One of the victims of the Mangalore mid-air plane collision lost his son in a plane crash 15 years ago.
It also emerged on Thursday that Chris Gobel, described as an aviation "legend", was planning to retire later this year.
The 79-year-old was among four people who died on Wednesday when two light planes collided at Mangalore in regional Victoria.
Gobel and his wife Wilma lost son Anthony, 35, in a light plane crash in NSW in 2005.
Bendigo Flying Club Chief Flying Instructor Linda Beilharz said the family was intricately involved with aviation.
"It took quite a bit of time to recover from that tragedy and this now just seems a repetition of it for Wilma," Ms Beilharz told AAP.
"It doesn't make sense, it's not fair."
Gobel died alongside a 27-year-old Melbourne West woman when their plane collided with another soon after they took off from Mangalore Airport around 11.30am on Wednesday.
Ido Segev, 30, and Peter Phillips, 47, were in the second plane and also died in the crash after flying from Tyabb.
The two training flights collided mid-air near Mangalore Airport and authorities found the planes a few kilometres from each other, with the bodies of the victims inside.
The Bendigo Flying Club on Thursday paid tribute to Mr Gobel, who ran Bendigo Aviation Services.
"Chris Gobel, a key aviation figure in Bendigo, was in one of the aircraft in his role as pilot examiner for Moorabbin Aviation Services," a Facebook post said.
With the Bendigo Flying Club supporting Wilma and youngest son Martin, Ms Beilharz said the nature of an accident that "doesn't seem to be easily explained" has challenged the whole community.
Peninsula Aero Club president Jack Vevers also paid tribute to Mr Gobel.
"Chris is a legend in aviation.

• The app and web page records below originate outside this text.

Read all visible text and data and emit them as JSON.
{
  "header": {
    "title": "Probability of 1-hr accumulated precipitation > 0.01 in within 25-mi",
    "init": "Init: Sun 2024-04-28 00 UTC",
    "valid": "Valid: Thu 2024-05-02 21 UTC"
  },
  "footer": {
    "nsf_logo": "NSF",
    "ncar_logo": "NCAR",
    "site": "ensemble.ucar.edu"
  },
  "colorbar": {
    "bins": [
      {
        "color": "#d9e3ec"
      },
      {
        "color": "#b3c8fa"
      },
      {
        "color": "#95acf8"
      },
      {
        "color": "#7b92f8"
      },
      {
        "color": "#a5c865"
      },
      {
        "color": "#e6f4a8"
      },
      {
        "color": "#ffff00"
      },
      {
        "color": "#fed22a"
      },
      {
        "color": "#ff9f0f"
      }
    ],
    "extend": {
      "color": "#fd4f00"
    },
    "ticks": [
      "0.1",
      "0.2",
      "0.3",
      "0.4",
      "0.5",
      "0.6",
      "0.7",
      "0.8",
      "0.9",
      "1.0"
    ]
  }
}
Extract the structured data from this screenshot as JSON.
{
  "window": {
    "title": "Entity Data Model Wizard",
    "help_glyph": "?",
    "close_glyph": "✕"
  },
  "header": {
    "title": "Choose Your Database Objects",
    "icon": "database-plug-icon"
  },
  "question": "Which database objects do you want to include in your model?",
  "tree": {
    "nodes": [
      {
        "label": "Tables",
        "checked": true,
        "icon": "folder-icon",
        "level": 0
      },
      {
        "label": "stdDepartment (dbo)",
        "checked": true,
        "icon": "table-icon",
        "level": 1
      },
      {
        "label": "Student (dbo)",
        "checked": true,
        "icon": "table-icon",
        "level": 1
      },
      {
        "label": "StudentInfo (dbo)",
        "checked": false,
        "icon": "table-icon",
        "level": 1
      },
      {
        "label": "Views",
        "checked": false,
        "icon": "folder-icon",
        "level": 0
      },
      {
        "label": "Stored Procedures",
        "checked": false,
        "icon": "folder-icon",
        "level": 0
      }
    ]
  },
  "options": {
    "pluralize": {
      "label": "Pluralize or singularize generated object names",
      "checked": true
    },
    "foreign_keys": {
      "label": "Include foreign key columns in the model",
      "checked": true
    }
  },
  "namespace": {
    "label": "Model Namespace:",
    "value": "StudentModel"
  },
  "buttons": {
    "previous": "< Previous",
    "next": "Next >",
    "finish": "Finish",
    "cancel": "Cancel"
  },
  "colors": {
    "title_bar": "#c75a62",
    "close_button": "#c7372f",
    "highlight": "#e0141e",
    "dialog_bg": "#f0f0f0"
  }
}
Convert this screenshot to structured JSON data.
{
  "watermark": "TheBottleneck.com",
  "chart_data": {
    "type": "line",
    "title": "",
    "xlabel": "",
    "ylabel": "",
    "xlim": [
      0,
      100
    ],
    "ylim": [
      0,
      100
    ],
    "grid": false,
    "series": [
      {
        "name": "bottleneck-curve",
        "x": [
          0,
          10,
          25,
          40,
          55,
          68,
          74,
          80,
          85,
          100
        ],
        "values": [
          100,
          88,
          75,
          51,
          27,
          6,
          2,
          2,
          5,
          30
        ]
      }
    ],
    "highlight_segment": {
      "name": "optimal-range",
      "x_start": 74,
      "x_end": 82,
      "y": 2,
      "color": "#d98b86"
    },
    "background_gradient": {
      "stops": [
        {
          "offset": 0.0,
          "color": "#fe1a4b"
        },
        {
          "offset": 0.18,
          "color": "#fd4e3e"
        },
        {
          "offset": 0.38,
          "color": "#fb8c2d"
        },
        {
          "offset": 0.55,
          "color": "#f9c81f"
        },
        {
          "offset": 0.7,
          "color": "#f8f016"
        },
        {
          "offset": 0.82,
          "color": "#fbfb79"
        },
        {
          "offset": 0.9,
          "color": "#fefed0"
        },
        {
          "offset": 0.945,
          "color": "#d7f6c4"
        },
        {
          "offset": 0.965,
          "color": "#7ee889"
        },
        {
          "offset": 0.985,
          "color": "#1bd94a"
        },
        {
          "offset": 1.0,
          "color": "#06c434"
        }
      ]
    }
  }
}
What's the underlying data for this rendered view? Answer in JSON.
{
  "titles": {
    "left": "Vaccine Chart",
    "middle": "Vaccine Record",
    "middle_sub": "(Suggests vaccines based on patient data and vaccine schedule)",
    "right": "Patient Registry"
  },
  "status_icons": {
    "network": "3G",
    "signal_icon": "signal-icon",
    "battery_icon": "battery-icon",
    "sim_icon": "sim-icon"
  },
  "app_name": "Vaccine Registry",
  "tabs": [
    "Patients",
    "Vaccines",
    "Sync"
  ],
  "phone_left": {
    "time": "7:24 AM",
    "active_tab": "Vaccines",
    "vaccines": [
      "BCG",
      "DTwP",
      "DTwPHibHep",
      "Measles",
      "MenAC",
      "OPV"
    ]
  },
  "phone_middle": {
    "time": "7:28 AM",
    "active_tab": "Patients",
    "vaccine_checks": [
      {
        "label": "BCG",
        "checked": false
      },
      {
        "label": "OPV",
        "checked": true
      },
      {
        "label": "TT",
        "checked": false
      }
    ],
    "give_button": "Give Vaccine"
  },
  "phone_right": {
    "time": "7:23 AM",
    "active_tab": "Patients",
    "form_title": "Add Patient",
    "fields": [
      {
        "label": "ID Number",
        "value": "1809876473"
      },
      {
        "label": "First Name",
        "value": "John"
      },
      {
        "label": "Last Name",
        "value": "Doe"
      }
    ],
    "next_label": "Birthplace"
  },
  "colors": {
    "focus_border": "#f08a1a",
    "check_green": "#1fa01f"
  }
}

His loss is just immense," he said of the Bendigo native.
He also remembered Mr Phillips, who was the lead instructor at Peninsula Aero Club after a career as a pilot and having grown up at the club.
"He was a very talented man, a fantastic teacher and well-loved by all of us," Mr Vevers said.
"He has left behind a young family."
Mr Phillips was in a privately-owned Beechcraft Travel Air D95A, operated by the Peninsula Aero Club at Tyabb, with Mr Segev.
The pair were qualified instructors on a training flight, Mr Vevers said.
Mr Segev had been connected to the Peninsula Aero Club for years and Mr Vevers said he was a "wonderful person" with proven skill.
"Ido (was) another highly-talented guy, world champion in flying radio control aircraft and drones. Also a flying instructor himself, aerobatic pilot, a display pilot for air shows," Mr Vevers said.
The Peninsula Aero Club has suspended all flights to allow pilots grieve.
The Israeli Foreign Ministry said in a statement to local media that among the dead was an Israeli national.
The Civil Aviation Safety Authority said the other plane was a Piper Seminole twin-engine registered to Moorabbin Aviation Services, also on a training flight.
Mitchell Local Area Commander Inspector Peter Koger said witnesses saw the planes collide and one aircraft coming down.
CASA and the Australian Transport Safety Bureau are investigating.
ATSB investigators from Melbourne, Canberra and Brisbane will look at the wreckage and surrounding area.